Citation: Burge WK, Ross LA, Amthor FR, Mitchell WG, Zotov A and Visscher KM (2013) Processing speed training increases the efficiency of attentional resource allocation in young adults. Front. Hum. Neurosci. 7:684. doi: 10.3389/fnhum.2013.00684

Received: 27 April 2013; Accepted: 28 September 2013;
Published online: 18 October 2013.

Edited by:

Srikantan S. Nagarajan, University of California, San Francisco, USA

Reviewed by:

Srikantan S. Nagarajan, University of California, San Francisco, USA
Karuna Subramaniam, University of California, San Francisco, USA

Copyright © 2013 Burge, Ross, Amthor, Mitchell, Zotov and Visscher. This is an open-access article distributed under the terms of the Creative Commons Attribution License (CC BY). The use, distribution or reproduction in other forums is permitted, provided the original author(s) or licensor are credited and that the original publication in this journal is cited, in accordance with accepted academic practice. No use, distribution or reproduction is permitted which does not comply with these terms.

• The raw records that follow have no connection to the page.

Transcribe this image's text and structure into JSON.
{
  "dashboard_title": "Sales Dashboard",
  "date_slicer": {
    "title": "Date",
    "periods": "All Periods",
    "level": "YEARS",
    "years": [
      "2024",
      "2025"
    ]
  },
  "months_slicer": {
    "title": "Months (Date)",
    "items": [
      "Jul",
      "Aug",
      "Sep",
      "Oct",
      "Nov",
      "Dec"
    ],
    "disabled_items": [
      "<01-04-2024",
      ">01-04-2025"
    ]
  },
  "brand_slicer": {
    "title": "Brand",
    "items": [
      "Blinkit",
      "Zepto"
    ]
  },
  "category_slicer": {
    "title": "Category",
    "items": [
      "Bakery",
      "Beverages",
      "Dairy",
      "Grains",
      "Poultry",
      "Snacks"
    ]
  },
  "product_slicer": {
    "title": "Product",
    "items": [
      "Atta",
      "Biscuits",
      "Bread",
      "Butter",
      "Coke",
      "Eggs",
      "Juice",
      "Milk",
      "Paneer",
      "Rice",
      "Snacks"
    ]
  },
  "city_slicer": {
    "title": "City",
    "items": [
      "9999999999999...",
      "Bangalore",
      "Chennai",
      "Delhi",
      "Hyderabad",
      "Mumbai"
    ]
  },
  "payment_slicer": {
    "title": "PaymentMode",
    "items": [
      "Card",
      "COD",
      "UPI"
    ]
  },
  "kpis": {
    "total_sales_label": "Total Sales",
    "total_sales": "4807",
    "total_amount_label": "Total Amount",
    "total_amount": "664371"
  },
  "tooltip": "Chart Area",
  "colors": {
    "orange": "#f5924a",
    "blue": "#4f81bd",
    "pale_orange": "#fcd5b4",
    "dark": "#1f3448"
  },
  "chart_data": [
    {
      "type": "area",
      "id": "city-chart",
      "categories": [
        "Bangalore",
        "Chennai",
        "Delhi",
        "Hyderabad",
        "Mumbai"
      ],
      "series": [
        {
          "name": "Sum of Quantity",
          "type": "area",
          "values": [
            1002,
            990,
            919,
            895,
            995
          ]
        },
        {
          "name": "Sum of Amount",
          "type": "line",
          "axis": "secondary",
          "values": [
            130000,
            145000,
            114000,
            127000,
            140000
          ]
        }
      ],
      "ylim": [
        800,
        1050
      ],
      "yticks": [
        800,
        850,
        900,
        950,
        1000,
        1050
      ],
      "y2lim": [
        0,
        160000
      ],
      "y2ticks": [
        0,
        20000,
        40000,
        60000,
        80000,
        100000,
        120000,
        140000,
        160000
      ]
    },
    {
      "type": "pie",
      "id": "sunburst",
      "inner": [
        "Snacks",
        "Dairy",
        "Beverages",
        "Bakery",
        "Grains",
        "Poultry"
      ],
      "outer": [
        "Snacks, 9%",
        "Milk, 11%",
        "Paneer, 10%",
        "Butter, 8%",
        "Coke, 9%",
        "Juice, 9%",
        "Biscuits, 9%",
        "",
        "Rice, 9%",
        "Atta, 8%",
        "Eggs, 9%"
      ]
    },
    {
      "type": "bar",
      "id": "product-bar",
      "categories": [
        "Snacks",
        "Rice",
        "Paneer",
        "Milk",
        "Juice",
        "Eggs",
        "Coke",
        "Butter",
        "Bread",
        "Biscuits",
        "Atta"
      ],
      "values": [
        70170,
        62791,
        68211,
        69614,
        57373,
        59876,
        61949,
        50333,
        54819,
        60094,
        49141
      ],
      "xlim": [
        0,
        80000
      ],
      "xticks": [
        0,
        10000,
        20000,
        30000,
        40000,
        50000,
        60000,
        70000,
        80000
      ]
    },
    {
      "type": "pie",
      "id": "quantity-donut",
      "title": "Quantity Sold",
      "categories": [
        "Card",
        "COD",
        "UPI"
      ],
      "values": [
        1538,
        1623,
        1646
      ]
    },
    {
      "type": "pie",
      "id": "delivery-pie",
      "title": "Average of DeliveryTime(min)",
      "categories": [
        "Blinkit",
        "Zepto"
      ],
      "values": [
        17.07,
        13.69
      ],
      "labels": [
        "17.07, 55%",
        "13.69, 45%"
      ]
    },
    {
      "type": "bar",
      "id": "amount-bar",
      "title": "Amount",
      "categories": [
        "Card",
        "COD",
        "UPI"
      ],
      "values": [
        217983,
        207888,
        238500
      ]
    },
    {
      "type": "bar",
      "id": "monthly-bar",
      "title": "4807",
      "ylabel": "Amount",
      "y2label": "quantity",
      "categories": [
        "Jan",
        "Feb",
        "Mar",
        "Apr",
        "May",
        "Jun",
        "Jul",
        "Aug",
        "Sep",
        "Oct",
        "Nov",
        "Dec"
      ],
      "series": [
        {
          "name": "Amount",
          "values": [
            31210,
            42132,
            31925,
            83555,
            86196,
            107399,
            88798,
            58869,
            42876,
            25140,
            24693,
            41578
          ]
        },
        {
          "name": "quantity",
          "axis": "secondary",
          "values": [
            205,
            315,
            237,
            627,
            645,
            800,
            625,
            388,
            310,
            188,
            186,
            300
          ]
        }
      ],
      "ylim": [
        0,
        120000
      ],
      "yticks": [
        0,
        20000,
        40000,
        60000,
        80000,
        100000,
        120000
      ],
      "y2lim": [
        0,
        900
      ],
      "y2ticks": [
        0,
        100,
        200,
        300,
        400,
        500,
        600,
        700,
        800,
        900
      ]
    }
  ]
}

*Correspondence: Wesley K. Burge, Department of Psychology, University of Alabama at Birmingham, CH 415, 1530 3rd Ave. South, Birmingham, AL 35294-1170, USA e-mail: wesleyburge@gmail.com